As my son and I exited the interstate one evening several years ago, I spotted a man just at the end of the ramp, on the left. He had graying, reddish, tousled hair, and a ruddy, weathered complexion. As I slowed before turning, he smiled and held up his cardboard and Sharpie plea for money, complete with “God Bless You” as a thanks, in advance.
Before I go any further, I must confess that I am not one to roll my window down and give strangers money. I’m not heartless or stingy. I simply don’t believe giving cash to someone who his homeless and asking for a handout is helping them in any lasting way. If anything, I believe it keeps them in their current circumstances, enables them.
You may think that a middle class white woman could not possibly understand the plight of those who resort to begging. Only a few years before, I was newly divorced with three children and no child support. I had a college degree, a student loan to go with it, and had not landed a job yet. My lease was up on my apartment and I couldn’t afford to keep it. I know more than you think.

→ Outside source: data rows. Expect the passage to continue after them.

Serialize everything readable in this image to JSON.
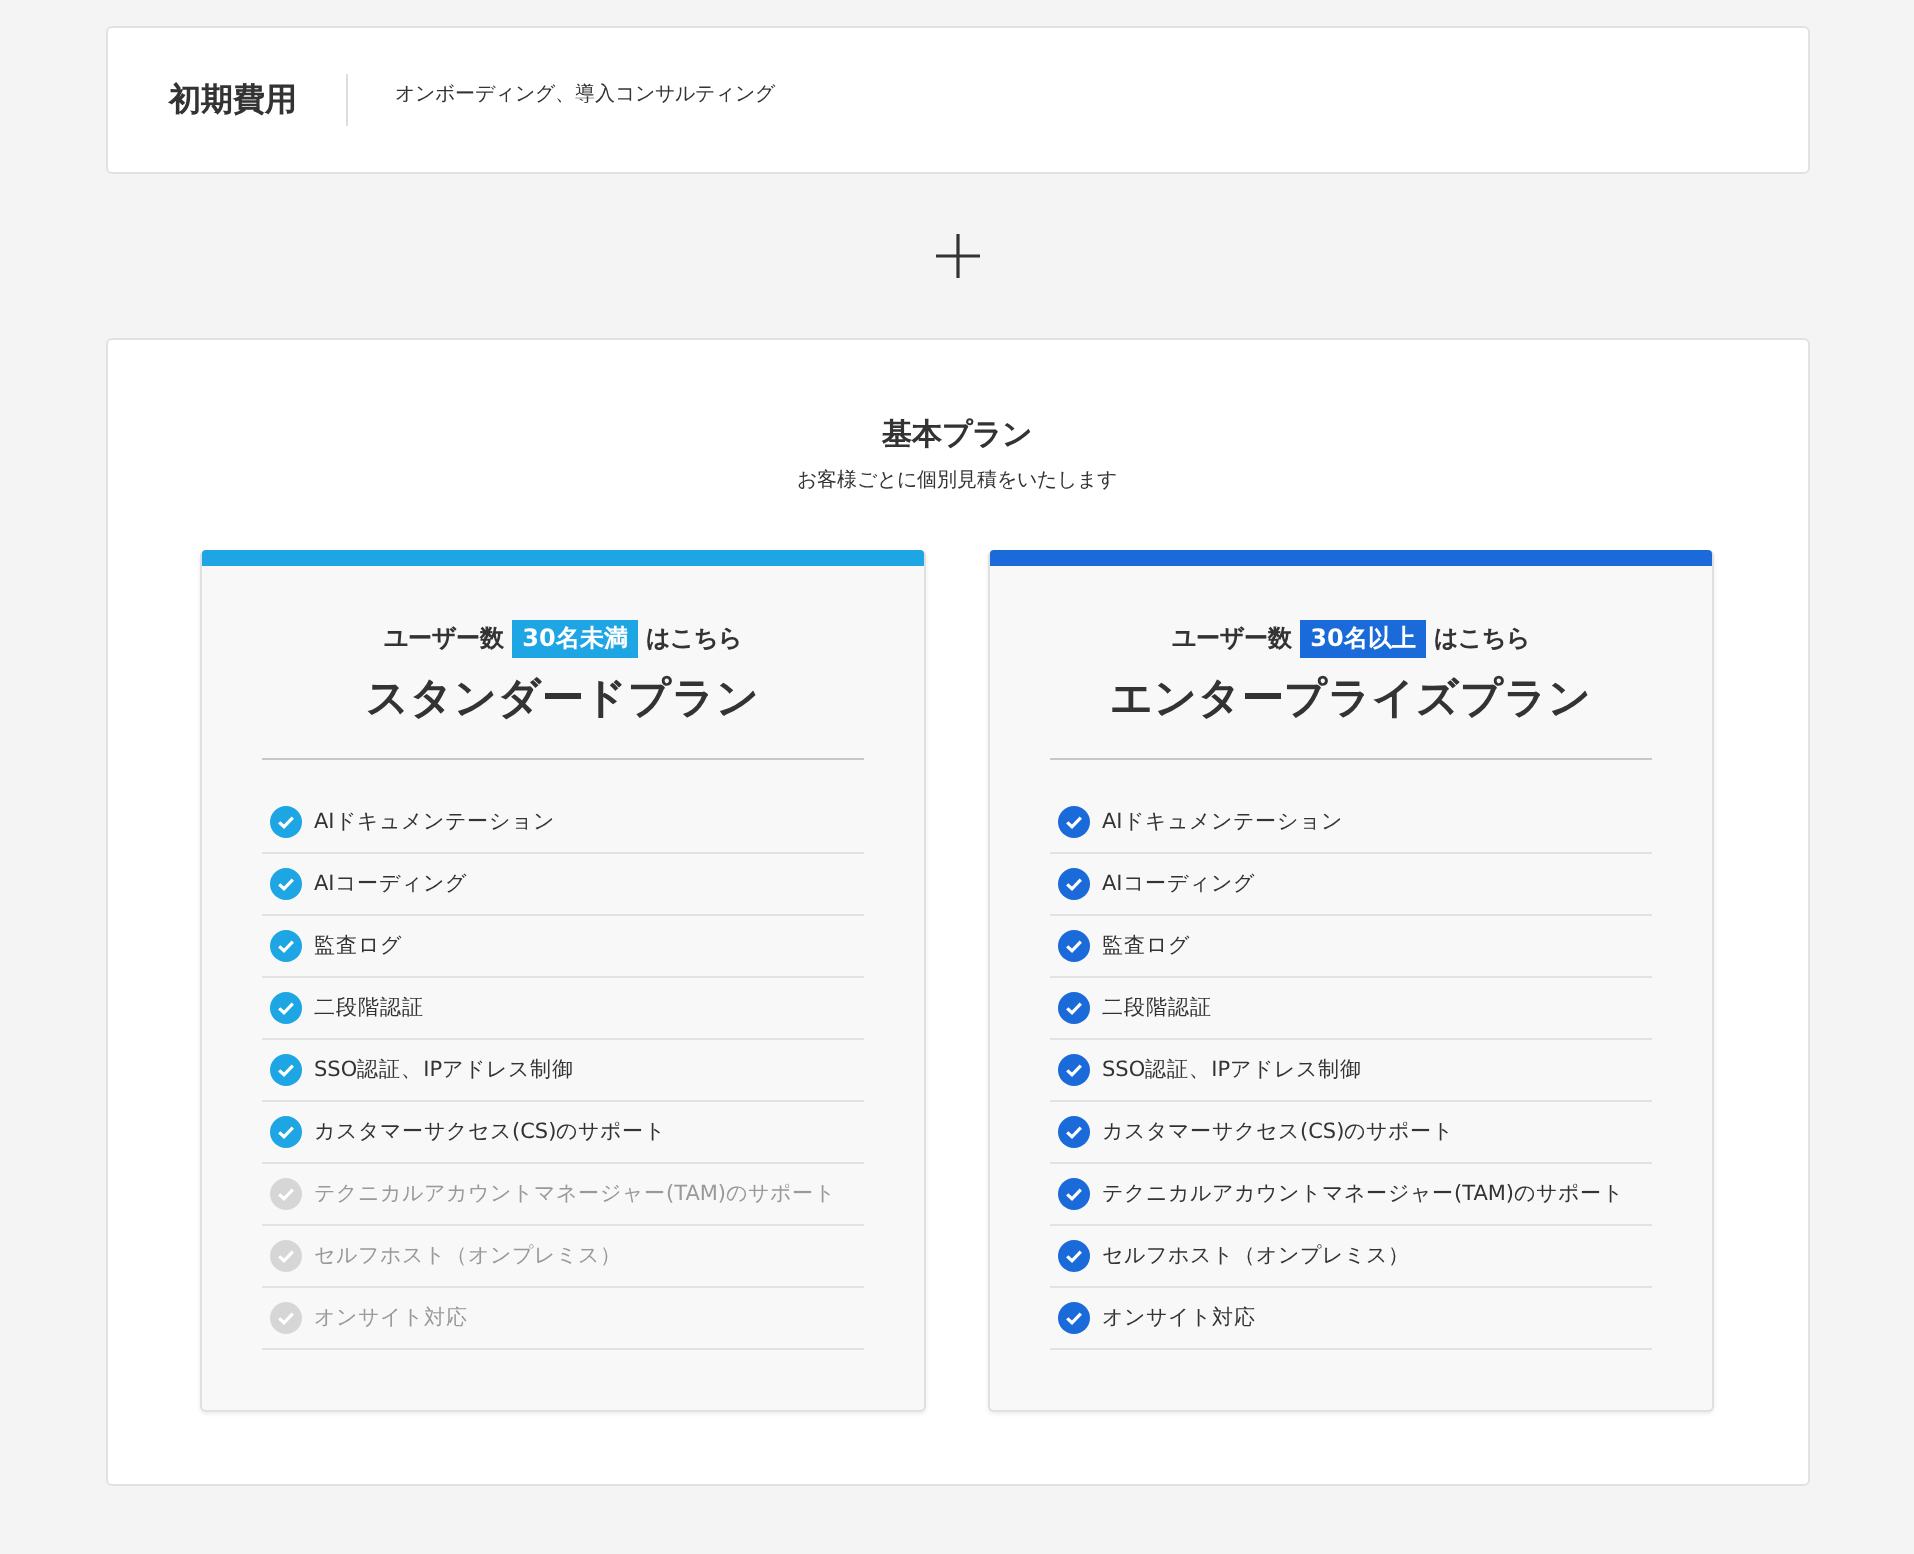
{
  "initial_cost": {
    "title": "初期費用",
    "description": "オンボーディング、導入コンサルティング"
  },
  "basic_plan": {
    "title": "基本プラン",
    "subtitle": "お客様ごとに個別見積をいたします",
    "plans": [
      {
        "color": "#1ea5e4",
        "prefix": "ユーザー数",
        "badge": "30名未満",
        "suffix": "はこちら",
        "name": "スタンダードプラン",
        "features": [
          {
            "label": "AIドキュメンテーション",
            "included": true
          },
          {
            "label": "AIコーディング",
            "included": true
          },
          {
            "label": "監査ログ",
            "included": true
          },
          {
            "label": "二段階認証",
            "included": true
          },
          {
            "label": "SSO認証、IPアドレス制御",
            "included": true
          },
          {
            "label": "カスタマーサクセス(CS)のサポート",
            "included": true
          },
          {
            "label": "テクニカルアカウントマネージャー(TAM)のサポート",
            "included": false
          },
          {
            "label": "セルフホスト（オンプレミス）",
            "included": false
          },
          {
            "label": "オンサイト対応",
            "included": false
          }
        ]
      },
      {
        "color": "#1a6ad9",
        "prefix": "ユーザー数",
        "badge": "30名以上",
        "suffix": "はこちら",
        "name": "エンタープライズプラン",
        "features": [
          {
            "label": "AIドキュメンテーション",
            "included": true
          },
          {
            "label": "AIコーディング",
            "included": true
          },
          {
            "label": "監査ログ",
            "included": true
          },
          {
            "label": "二段階認証",
            "included": true
          },
          {
            "label": "SSO認証、IPアドレス制御",
            "included": true
          },
          {
            "label": "カスタマーサクセス(CS)のサポート",
            "included": true
          },
          {
            "label": "テクニカルアカウントマネージャー(TAM)のサポート",
            "included": true
          },
          {
            "label": "セルフホスト（オンプレミス）",
            "included": true
          },
          {
            "label": "オンサイト対応",
            "included": true
          }
        ]
      }
    ]
  }
}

As I said, I’m not one to give out cash from my car. I am, however, one who listens to my gut (some may call it heart or spirit). I felt compelled to tell this man that I wanted to help him (and I did want to help somehow), and to explain why I couldn’t. The desire to help this man was strong and I didn’t know why, but I knew I had to tell him.
As I rolled my window down, I slowed to a stop. My son, anxious by nature, asked why I was stopping. I assured him it was okay as the haggard man walked closer to my door. The man was smiling, in spite of an open wound on his arm that looked infected. Upon closer inspection, I could see that there were thick staples holding it closed. These weren’t surgical staples. He told me a friend had stapled it together with a staple gun. I didn’t doubt it at all.
I told him that I didn’t know why, but I needed to tell him that I wanted to help him yet wasn’t able. I explained that the new SUV I was driving was a gift from my father and that he was a car dealer. I wanted him to know, not because I felt guilty, but because I wanted him to understand my situation. I told him I was a mother, raising four children by myself (yes, another child and divorced again). I told him I wanted to help, but that I lived from paycheck to paycheck and didn’t have any money to spare. (And I still didn’t know why I was telling him this.) He sweetly patted me on the hand and said it was okay and started to walk away.
As I began rolling the window up, I noticed some change in my console. (It was my son’s but I would pay him back.) I quickly rolled the window back down and yelled out to the man to come back. I held the handful of change out, expecting the man to hold out his palm to receive it. I said, “This is all I have. Please take it.” I understood how I was supposed to help when he answered, “I don’t want your money. You just gave me the best thing you could have given me. You looked at me and talked to me like a human being.” He squeezed my hand and went back to his post.